- Chop the ground root into cubes and steam it until it is soft. You can poke the cubes with a fork or chopsticks to check whether it breaks easily.
- Once soft, use a fork or masher to mash the hot cubes into a smooth paste. You need to mash while they are still hot as they will harden once they cool down.
- Now, mix the taro paste, sugar and vegetable oil into a pot and cook over the stove at medium to low heat. You may add coconut milk if you would like a more rich and creamy paste. If so, reduce the amount of cooking oil added.
- Stir the mixture for about 15 to 20 minutes until the ingredients become completely mixed into a consistent taro paste.
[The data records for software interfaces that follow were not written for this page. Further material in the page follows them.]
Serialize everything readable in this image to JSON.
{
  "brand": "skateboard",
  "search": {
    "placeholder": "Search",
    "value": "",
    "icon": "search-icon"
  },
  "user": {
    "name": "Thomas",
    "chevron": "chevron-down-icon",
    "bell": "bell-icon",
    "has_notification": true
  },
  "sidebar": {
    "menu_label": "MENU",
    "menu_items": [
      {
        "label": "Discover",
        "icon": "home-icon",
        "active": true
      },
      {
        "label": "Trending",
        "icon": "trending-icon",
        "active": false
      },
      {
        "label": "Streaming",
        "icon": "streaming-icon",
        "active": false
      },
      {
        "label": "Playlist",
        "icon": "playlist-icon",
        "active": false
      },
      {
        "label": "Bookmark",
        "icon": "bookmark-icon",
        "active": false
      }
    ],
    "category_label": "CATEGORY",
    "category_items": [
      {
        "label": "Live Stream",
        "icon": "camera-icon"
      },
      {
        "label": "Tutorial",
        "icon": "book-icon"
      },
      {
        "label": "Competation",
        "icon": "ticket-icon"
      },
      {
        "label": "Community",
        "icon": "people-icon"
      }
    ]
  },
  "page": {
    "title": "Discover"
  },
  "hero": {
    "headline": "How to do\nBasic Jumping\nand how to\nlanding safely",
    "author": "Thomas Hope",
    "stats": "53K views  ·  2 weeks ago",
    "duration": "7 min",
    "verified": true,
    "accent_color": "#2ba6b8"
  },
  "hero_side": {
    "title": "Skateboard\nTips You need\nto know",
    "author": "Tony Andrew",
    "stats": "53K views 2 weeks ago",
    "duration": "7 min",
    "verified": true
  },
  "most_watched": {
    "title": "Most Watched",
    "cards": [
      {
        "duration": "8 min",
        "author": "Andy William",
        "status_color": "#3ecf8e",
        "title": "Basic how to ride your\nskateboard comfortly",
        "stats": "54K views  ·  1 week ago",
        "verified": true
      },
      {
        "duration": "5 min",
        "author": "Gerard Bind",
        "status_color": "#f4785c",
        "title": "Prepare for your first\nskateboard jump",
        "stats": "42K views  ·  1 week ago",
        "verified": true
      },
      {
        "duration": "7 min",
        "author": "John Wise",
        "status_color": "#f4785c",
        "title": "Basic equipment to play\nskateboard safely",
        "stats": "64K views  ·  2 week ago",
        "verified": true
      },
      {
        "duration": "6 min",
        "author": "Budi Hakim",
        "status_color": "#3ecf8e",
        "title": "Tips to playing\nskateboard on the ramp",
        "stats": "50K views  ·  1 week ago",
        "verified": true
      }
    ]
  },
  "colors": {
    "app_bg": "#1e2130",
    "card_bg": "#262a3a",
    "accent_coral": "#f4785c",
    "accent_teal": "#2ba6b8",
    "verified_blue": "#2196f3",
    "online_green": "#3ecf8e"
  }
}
- Remove the pot from the stove and let it cool down. Make sure to chill the taro paste until room temperature before using.
Calories have been calculated using an online calculator. Nutritional information offered on Honest Food Talks is for general information purposes and are only rough estimations.
Variations to the recipe
In some cases where it is difficult to mash the starchy root plant into a smooth paste, use a blender to further smoothen the paste.
Using a rice cooker with a steamer function is a good trick to easily steam the plant. You can then immediately mash the ground root in the rice cooker.
If you would like, you may choose to even add some pandan to the ground root during the steaming process. This would add a pandan aroma to the overall flavour of the taro paste.
Although the above recipe uses vegetable oil, you may choose to replace the oil portion with more coconut milk instead. This depends on how creamy you would your paste to be.
In the case that you do not have any coconut milk at hand, you may also replace it with whipped cream, butter and condensed milk. The absence of coconut milk will change its flavour slightly. Hence, do give it a try and decide on your preference!
How long can you store taro paste?
Once prepared, you can store the paste in a sealed container in the fridge for 1 to 2 weeks. You may also choose to freeze the blend which would keep it good for 1 to 2 months.
Make sure you defrost the puree to room temperature before reusing.
Quick Teochew dessert, Orh Nee (芋泥)
A quick dessert you could make after preparing the paste is Orh Nee (芋泥). This traditional Teochew dessert is essentially sweet taro paste served with ginkgo nuts.
Popular amongst Chinese Singaporeans and Malaysians, this treat is easy to make once you have the paste ready.
The steps are:
- Boil some ginkgo nuts until softened. Make sure the nuts are peeled and pitted before boiling.
- Scoop a desired amount of taro filling into a dessert bowl.
- Top the paste with a few pieces of softened ginkgo nuts and serve!
You may choose to boil the ginkgo nuts with some pandan leaves and a bit of sugar if desired. This would add an extra sweet tang to the nuts.
This dessert is suitable as a light treat after a meal or as a midday snack.